Thanks to her directorial debut last year with film Maquia, Mari Okada is a name fresh in the minds of anime fans. Okada’s a woman of many talents, who mainly works as a screenwriter, but lately she’s started branching out into other roles. Today I’m here to review O Maidens in your Savage Season, the first manga written by Okada. Does it live up to her usual thought-provoking, coming-of-age stories? Let’s find out!
The story follows Kazusa Onodera, who’s part of her high school’s Literary Club. Within this club she and four other girls read and discuss literary classics, but for Kazusa this gives rise to a newfound interest in sex due to the sexual references and euphemisms in the books they read. To make matters worse, Kazusa is crushing on her childhood friend, Izumi – but surely the cute boy she remembers from days past wouldn’t have such impure thoughts?

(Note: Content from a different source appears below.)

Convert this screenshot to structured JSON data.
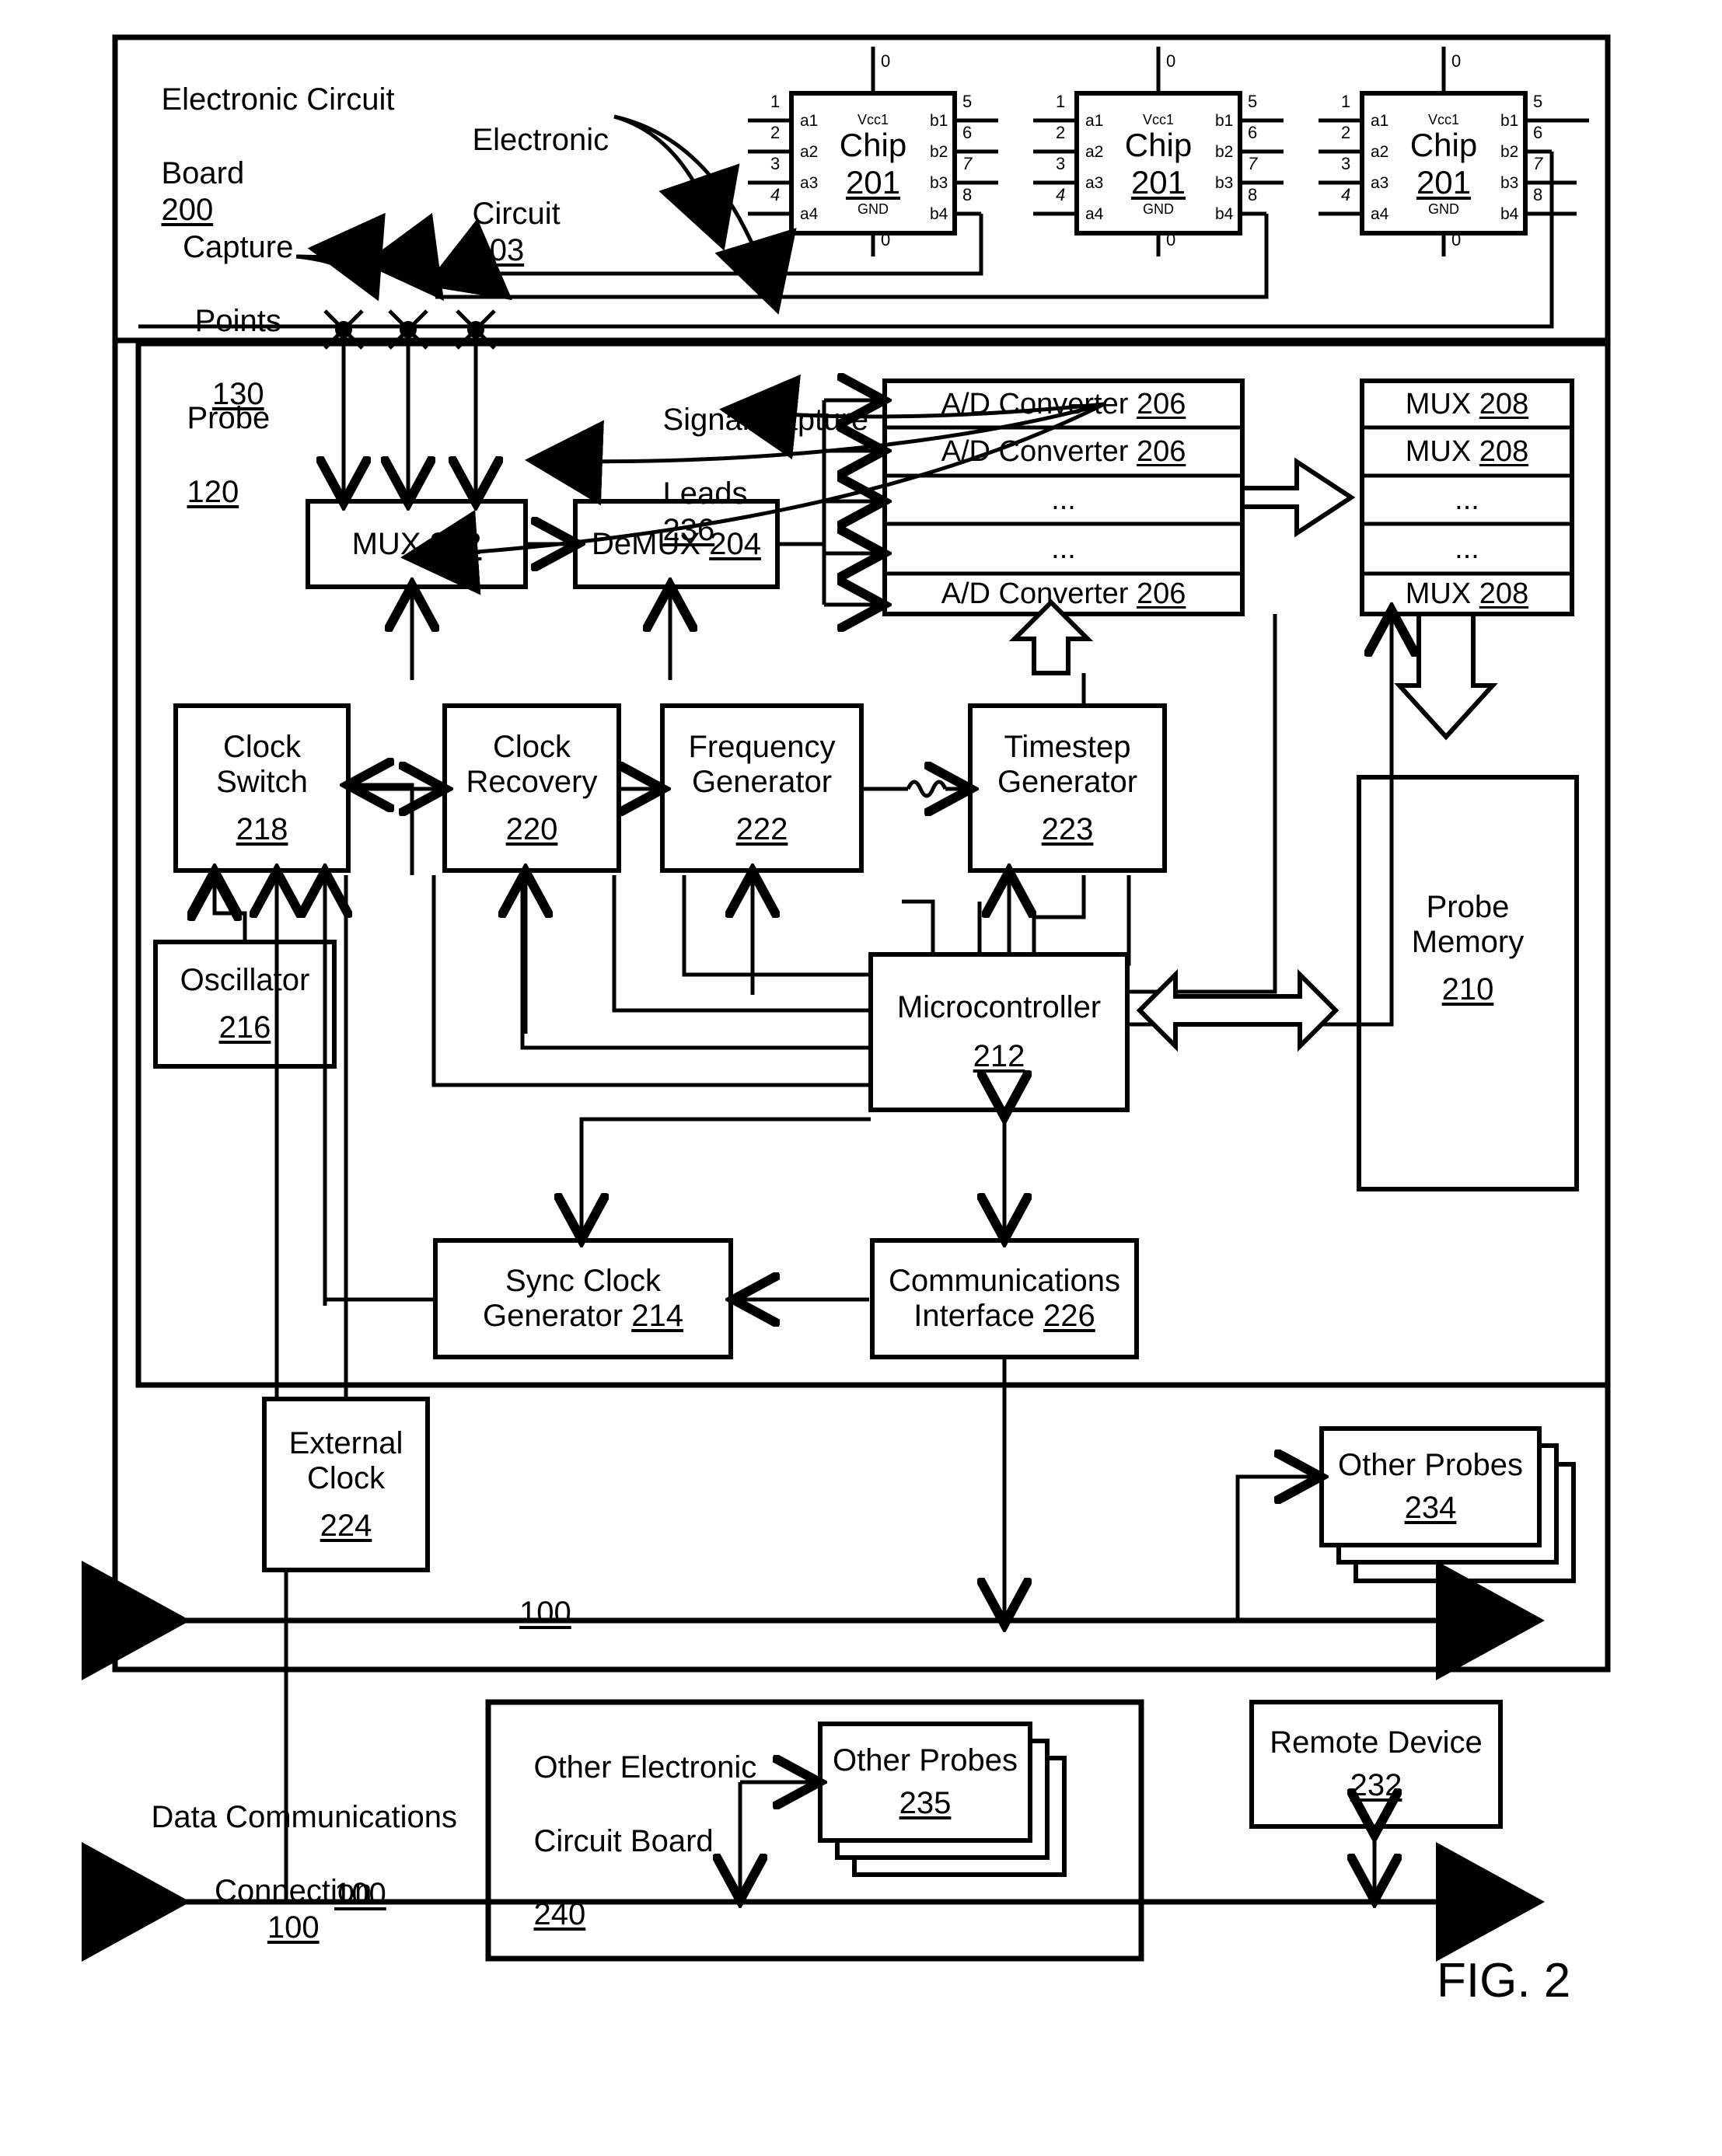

Each of the girls in the Literary Club have differing opinions when it comes to sex. Kazusa gets embarrassed at the mere thought of it, while the club’s president, Sonezaki, scoffs at those interested in it. Sugawara, hailed as the prettiest girl in the school, wishes to have sex before she dies, while the club’s budding author, Hongo, wishes for sexual experiences to improve the quality of her novels. The only member whose thoughts we don’t yet know is Momoko, as she’s so quiet and reserved that it’s not clear where she stands in all of this. Surrounded by classmates who talk about sex like it’s nothing special, the members of the club feel like the odd ones out.
Although there are five members in the club, this first volume spends most of its time with Kazusa as she fights with her feelings towards Izumi. Back in middle school Kazusa was bullied for being friends with Izumi, who had a cult following of female admirers. Since entering high school, Kazusa has been keeping her distance from Izumi so as not to repeat the situation, but this leads her to develop a distorted image of the current Izumi. Being childhood friends and living next door to one another, Kazusa often brings food over from her family to Izumi’s home, and when she one day walks in on Izumi watching porn, she discovers that he’s just as curious about sex as she is.
If you’ve ever watched any of Mari Okada’s work you’ll instantly be familiar with the characters in O Maidens in your Savage Season. They’re the ‘odd ones out’ in a way that Okada’s characters often are. The emotions the club face and how they’re portrayed are also very distinctly Okada. There’s plenty of humour scattered throughout to balance the serious topics presented but the manga doesn’t shy away from drama either. O Maidens in your Savage Season is by no means as explicit as Scum’s Wish (which is the best example of a similar story in manga) but it’s not afraid to broach the subject of sex, what it means to us as individuals, and how mysterious and fantastical it seems when you’re going through puberty.
I tend to find Okada’s characters and stories relatable more often than not, too. In this case I can certainly understand Kazusa’s embarrassment thinking about sex and her inability to make sense of her feelings for Izumi. It made it easy to sympathise with her and grow attached to her, as well as the rest of the cast of O Maidens in your Savage Season who share similar traits.
Having said all that, if you don’t like the melodrama that comes from adolescent coming-of-age stories, this manga won’t do much for you. Currently it’s not an overly in-depth a look at sex and sexuality and instead more about transitioning from child to adult and the abrupt changes that can bring. However, if this does sound like your cup of tea, then it certainly hits all the right notes for a story of this kind.
The artwork for O Maidens in your Savage Season has been handled by Nao Emoto, who also drew the artwork for Forget Me Not. Having read some of Forget Me Not previously, I much prefer Emoto’s style here. Character designs vary greatly and have childlike round faces with a hint of maturity. Emoto gives the cast a wide range of expressions and is especially good at portraying emotion through their eyes, something I’m always fond of in manga! Character models can look a bit off when they’re in the background of a scene or just in the distance but I didn’t find it too distracting.
O Maidens in your Savage Season comes to the West thanks to Kodansha Comics and has been translated by Sawa Matsueda Savage. The translation reads well and there are some translation notes included at the back of the book. I did notice one oddity where there was a translation note under a panel on the page before the element it was referencing though, which was confusing – especially when there was space to place it on the page in question. The manga is ongoing at 6 volumes in Japan and Kodansha have Volumes 2-5 scheduled for an English release this year. There’s also an anime adaption scheduled for the summer.
Overall, O Maidens in your Savage Season is off to a good start. Fans of Mari Okada’s work will find a lot to like here, as will those looking for a more realistic look at puberty and growing up. With a large cast at its disposal I’m looking forward to getting know the rest of the characters in future instalments.
A free preview of this volume can be found on Kodansha’s website here.